Guidance - OpenSSL Vulnerability CVE-2015-1793

This morning, OpenSSL released details of a vulnerability (CVE-2015-1793) affecting OpenSSL versions 1.0.2c, 1.0.2b, 1.0.1n and 1.0.1 for client connections; listening servers are unaffected unless they validate client certificates.  Anyone can issue themselves a certificate for any domain and the OpenSSL library will not notice, allowing someone to impersonate a server and pass TLS/SSL based checks.  The vulnerability allows an attacker to use a leaf certificate as if they were a Certificate Authority and issue rogue certificates to themselves. 

The Harms of Forced Data Localization

How we store data---and how we think about keeping our memories available over the long term---has changed in the last few years. The world has become better at keeping data secure and safe by distributing it to multiple continents. However, some leaders are calling for "national Internets"---censored, walled gardens set up to appease special interest groups that range from political factions, to property cartels, to religious police. Other leaders have taken a different tack, called forced localization; rather than blocking your communications, they want to require that all your data (and all the computers that handle it) be inside a single country: theirs, for whichever country they represent.
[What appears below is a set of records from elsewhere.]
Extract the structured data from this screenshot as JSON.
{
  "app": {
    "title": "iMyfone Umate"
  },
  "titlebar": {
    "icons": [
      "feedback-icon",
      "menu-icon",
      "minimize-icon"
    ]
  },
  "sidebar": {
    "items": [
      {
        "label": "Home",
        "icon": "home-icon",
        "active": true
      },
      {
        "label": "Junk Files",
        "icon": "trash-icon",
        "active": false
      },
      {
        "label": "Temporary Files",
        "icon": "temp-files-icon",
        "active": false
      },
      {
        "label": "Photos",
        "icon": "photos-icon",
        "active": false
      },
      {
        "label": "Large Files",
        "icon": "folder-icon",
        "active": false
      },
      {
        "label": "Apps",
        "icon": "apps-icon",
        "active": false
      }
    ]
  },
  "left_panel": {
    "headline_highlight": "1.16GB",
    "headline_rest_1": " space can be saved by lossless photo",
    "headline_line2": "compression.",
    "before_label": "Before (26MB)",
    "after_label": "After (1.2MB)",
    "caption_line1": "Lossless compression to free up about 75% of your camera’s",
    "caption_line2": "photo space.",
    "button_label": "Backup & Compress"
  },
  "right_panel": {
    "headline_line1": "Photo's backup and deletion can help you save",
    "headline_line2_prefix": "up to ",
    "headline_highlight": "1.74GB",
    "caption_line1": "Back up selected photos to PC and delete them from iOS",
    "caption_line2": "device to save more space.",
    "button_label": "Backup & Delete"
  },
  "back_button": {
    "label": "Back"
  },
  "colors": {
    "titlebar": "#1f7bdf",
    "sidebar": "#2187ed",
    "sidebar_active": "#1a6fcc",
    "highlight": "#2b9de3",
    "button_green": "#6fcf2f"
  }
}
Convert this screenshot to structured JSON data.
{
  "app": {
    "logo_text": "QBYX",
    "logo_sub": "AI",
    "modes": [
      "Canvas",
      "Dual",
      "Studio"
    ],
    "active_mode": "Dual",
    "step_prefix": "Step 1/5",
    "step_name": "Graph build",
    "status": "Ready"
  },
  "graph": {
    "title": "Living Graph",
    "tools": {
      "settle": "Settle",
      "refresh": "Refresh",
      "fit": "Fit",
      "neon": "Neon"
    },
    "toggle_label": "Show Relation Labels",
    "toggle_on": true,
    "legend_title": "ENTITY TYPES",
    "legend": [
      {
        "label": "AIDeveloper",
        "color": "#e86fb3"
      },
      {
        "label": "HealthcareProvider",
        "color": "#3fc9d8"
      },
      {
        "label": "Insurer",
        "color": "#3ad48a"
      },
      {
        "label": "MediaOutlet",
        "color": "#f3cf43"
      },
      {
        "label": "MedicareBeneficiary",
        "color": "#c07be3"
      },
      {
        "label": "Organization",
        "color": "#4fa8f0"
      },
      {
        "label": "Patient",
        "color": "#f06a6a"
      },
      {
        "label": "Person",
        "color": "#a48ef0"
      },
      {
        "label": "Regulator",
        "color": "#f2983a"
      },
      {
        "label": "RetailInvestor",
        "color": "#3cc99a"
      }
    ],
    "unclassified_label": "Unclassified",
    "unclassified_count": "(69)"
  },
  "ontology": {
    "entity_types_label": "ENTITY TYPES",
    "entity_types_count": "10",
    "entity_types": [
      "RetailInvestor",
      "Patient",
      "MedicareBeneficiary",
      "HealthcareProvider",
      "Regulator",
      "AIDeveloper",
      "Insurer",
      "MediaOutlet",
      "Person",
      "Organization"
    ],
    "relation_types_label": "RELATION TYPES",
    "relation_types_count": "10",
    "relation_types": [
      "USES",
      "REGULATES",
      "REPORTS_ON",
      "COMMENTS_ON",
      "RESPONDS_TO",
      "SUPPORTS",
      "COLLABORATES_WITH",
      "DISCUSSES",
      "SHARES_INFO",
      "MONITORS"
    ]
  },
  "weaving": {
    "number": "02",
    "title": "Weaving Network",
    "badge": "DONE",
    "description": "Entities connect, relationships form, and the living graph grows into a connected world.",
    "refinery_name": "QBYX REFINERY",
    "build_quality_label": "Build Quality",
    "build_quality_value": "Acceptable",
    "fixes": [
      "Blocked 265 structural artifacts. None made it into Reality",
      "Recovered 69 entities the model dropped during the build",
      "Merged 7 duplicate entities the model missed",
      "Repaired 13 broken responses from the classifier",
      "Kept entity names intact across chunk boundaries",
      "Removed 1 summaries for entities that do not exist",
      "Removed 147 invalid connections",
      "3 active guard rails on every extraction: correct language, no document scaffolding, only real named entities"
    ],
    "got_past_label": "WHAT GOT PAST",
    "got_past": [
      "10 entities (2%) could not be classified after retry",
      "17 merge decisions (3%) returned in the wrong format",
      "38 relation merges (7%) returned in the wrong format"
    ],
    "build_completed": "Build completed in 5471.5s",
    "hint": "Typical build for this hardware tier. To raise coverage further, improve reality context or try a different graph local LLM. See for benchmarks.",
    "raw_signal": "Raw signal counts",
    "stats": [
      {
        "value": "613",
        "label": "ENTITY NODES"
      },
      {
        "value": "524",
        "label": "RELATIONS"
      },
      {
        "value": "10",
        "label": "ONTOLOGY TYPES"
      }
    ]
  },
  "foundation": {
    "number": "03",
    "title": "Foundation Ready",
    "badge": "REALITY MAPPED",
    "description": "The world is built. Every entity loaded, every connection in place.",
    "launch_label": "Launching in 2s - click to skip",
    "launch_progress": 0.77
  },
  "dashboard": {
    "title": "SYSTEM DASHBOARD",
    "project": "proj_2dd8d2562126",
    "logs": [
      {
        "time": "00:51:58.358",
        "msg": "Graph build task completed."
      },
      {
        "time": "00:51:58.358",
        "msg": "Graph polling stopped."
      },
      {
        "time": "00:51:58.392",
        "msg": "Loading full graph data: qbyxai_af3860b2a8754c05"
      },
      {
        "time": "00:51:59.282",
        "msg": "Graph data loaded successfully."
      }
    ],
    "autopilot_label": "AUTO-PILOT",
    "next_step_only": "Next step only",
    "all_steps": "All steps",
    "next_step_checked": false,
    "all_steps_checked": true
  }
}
These would be major changes to the structure of the Internet---changes that would harm both businesses and the general public.